Just in – statement from Trump legal team Rudy Giuliani & Jay Sekulow: “We’re pleased that the Office of Special Counsel has delivered its report to the Attorney General pursuant to the regulations. Attorney General Barr will determine the appropriate next steps.”
— John Santucci (@Santucci) March 22, 2019
The White House responded, as well. “The next steps are up to Attorney General Barr, and we look forward to the process taking its course,” tweeted Press Secretary Sarah Huckabee Sanders. “The White House has not received or been briefed on the Special Counsel’s report.”
The next steps are up to Attorney General Barr, and we look forward to the process taking its course. The White House has not received or been briefed on the Special Counsel’s report.
— Sarah Sanders (@PressSec) March 22, 2019
Several Democratic lawmakers have released statements calling for Barr to make the entirety of Mueller’s report available to the public.
“Now that Special Counsel Mueller has submitted his report to the Attorney General, it is imperative for Mr. Barr to make the full report, it is imperative for Mr. Barr to make the full report public and provide its underlying documentation and findings to Congress,” wrote House Speaker Nancy Pelosi (D-CA) and Senate Minority Leader Chuck Schumer (D-NY) in a joint statement.
— Greg Sargent (@ThePlumLineGS) March 22, 2019
House Judiciary Committee Chairman Jerrold Nadler (D-NY) also called for total transparency. “A.G. Barr has confirmed the completion of the Special Counsel investigation,” he wrote on Twitter. “We look forward to getting the full Mueller report and related materials. Transparency and the public interest demand nothing less. The need for public faith in the rule of law must be the priority.
Rep. Doug Collins (R-GA), the ranking Republican on the Judiciary Committee, wrote in a statement that he anticipates Barr will release the report to the public: “I fully expect the Justice Department to release the special counsel’s report to this committee and to the public without delay and to the maximum extent permitted by law.”
It will ultimately be up to Barr to determine how much of the report to release to Congress and the public.
Mueller’s investigation has dominated Trump’s time in office. In total, the inquiry yielded over 30 indictments, including six against figures connected to the president. Five of those six — former national security adviser Michael Flynn, former Trump attorney Michael Cohen, former Trump campaign manager Paul Manafort, former Trump deputy campaign chairman Rick Gates and former Trump campaign staffer George Papadopoulos — have pleaded guilty or been convicted in connection to the investigation. The sixth, former Trump adviser Roger Stone, is currently awaiting trial.
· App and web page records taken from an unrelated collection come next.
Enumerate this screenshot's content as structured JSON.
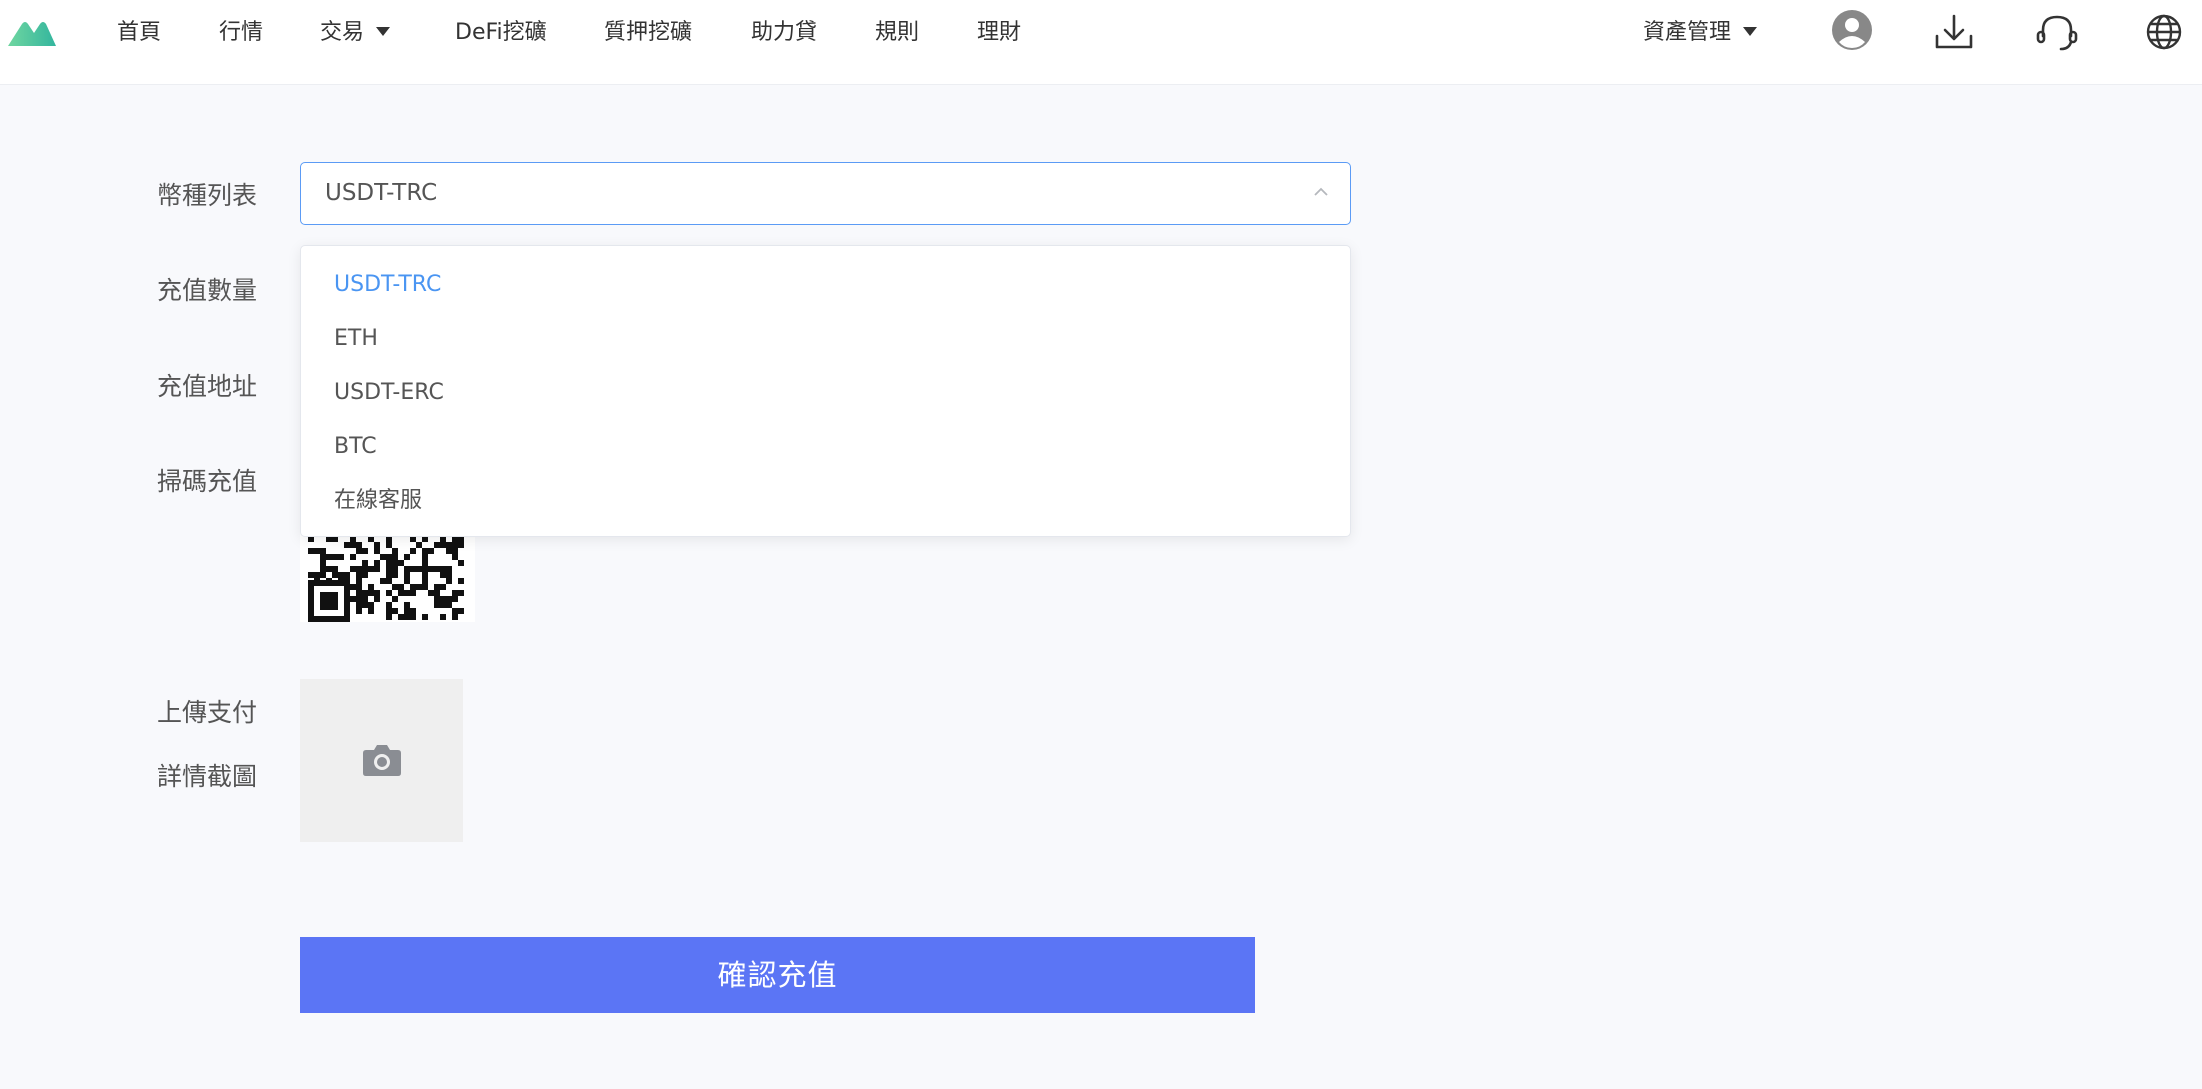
{
  "nav": {
    "items": [
      {
        "label": "首頁"
      },
      {
        "label": "行情"
      },
      {
        "label": "交易"
      },
      {
        "label": "DeFi挖礦"
      },
      {
        "label": "質押挖礦"
      },
      {
        "label": "助力貸"
      },
      {
        "label": "規則"
      },
      {
        "label": "理財"
      }
    ],
    "asset_management": "資產管理"
  },
  "form": {
    "currency_label": "幣種列表",
    "amount_label": "充值數量",
    "address_label": "充值地址",
    "scan_label": "掃碼充值",
    "upload_label_line1": "上傳支付",
    "upload_label_line2": "詳情截圖",
    "selected_currency": "USDT-TRC",
    "options": [
      "USDT-TRC",
      "ETH",
      "USDT-ERC",
      "BTC",
      "在線客服"
    ],
    "confirm_label": "確認充值"
  },
  "colors": {
    "accent": "#5b75f5",
    "selected": "#4a95f2",
    "border_focus": "#5b9bf5",
    "page_bg": "#f8f9fc"
  },
  "icons": {
    "logo": "mountain-logo",
    "trade_dropdown": "caret-down-icon",
    "asset_dropdown": "caret-down-icon",
    "user": "user-avatar-icon",
    "download": "download-icon",
    "support": "headset-icon",
    "language": "globe-icon",
    "select_arrow": "chevron-up-icon",
    "upload": "camera-icon"
  }
}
After Mueller’s report was filed to the Justice Department on Friday, several outlets reported that Mueller is not recommending any additional indictments, citing officials within the DOJ.
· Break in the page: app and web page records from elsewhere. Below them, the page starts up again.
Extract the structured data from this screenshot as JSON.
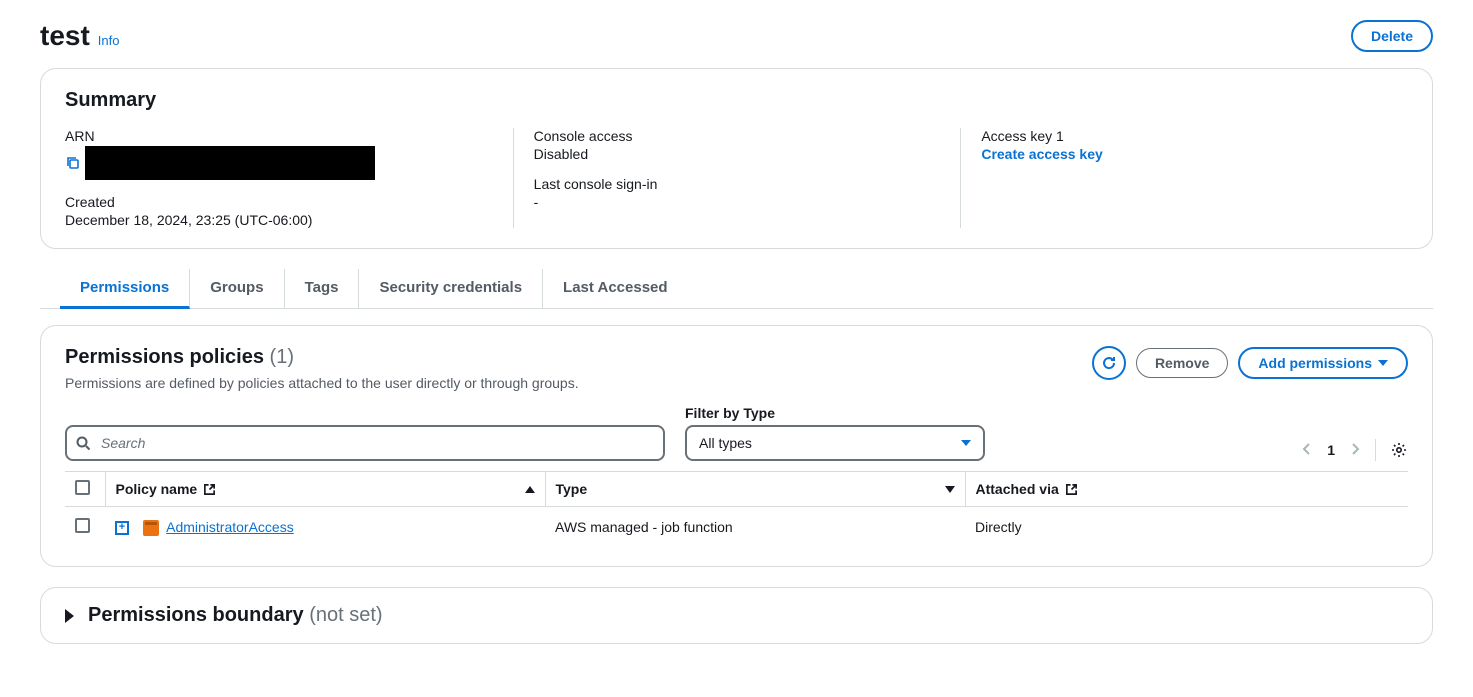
{
  "header": {
    "title": "test",
    "info": "Info",
    "delete_btn": "Delete"
  },
  "summary": {
    "heading": "Summary",
    "arn_label": "ARN",
    "created_label": "Created",
    "created_value": "December 18, 2024, 23:25 (UTC-06:00)",
    "console_access_label": "Console access",
    "console_access_value": "Disabled",
    "last_signin_label": "Last console sign-in",
    "last_signin_value": "-",
    "access_key_label": "Access key 1",
    "create_access_key": "Create access key"
  },
  "tabs": [
    "Permissions",
    "Groups",
    "Tags",
    "Security credentials",
    "Last Accessed"
  ],
  "policies": {
    "heading": "Permissions policies",
    "count": "(1)",
    "desc": "Permissions are defined by policies attached to the user directly or through groups.",
    "remove_btn": "Remove",
    "add_btn": "Add permissions",
    "search_placeholder": "Search",
    "filter_label": "Filter by Type",
    "filter_value": "All types",
    "page": "1",
    "cols": {
      "name": "Policy name",
      "type": "Type",
      "attached": "Attached via"
    },
    "rows": [
      {
        "name": "AdministratorAccess",
        "type": "AWS managed - job function",
        "attached": "Directly"
      }
    ]
  },
  "boundary": {
    "title": "Permissions boundary",
    "status": "(not set)"
  }
}
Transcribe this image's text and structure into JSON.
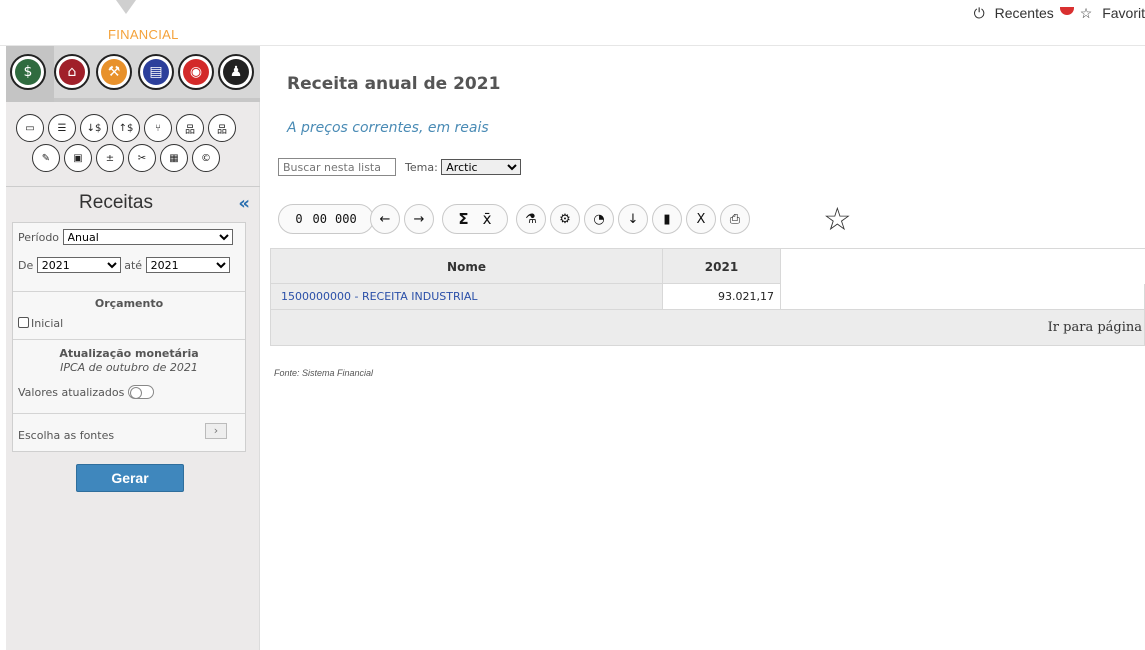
{
  "brand": {
    "logo_text": "FINANCIAL"
  },
  "top": {
    "recentes": "Recentes",
    "favoritos": "Favorit"
  },
  "sidebar": {
    "title": "Receitas",
    "periodo_label": "Período",
    "periodo_value": "Anual",
    "de_label": "De",
    "de_value": "2021",
    "ate_label": "até",
    "ate_value": "2021",
    "orcamento_title": "Orçamento",
    "inicial_label": "Inicial",
    "atualizacao_title": "Atualização monetária",
    "atualizacao_sub": "IPCA de outubro de 2021",
    "valores_label": "Valores atualizados",
    "fontes_label": "Escolha as fontes",
    "gerar_label": "Gerar"
  },
  "main": {
    "title": "Receita anual de 2021",
    "subtitle": "A preços correntes, em reais",
    "search_placeholder": "Buscar nesta lista",
    "tema_label": "Tema:",
    "tema_value": "Arctic",
    "toolbar": {
      "zero": "0",
      "double_zero": "00",
      "triple_zero": "000"
    },
    "table": {
      "headers": [
        "Nome",
        "2021"
      ],
      "rows": [
        {
          "nome": "1500000000 - RECEITA INDUSTRIAL",
          "valor": "93.021,17"
        }
      ],
      "footer": "Ir para página"
    },
    "fonte": "Fonte: Sistema Financial"
  }
}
A recent study by the New York Times found that the president publicly attacked the special counsel’s investigation over 1,100 times since it commenced in May 2017. The number is now significantly larger, however, as over a month has passed since the Times‘ report, and Trump’s attacks on the investigation have intensified in recent weeks, particularly on Twitter. “This was an illegal & conflicted investigation in search of a crime,” Trump wrote last Friday, hours after news broke that dozens had been killed by a gunman in New Zealand. “Russian Collusion was nothing more than an excuse by the Democrats for losing an Election that they thought they were going to win. THIS SHOULD NEVER HAPPEN TO A PRESIDENT AGAIN!”
While speaking to reporters on Wednesday, the president argued that his large Electoral College victory in the 2016 election should have precluded any investigation into his campaign’s relationship with Russia.
“It’s sort of interesting that a man just out of the blue writes a report,” Trump said.
This is a breaking news story and will be updated.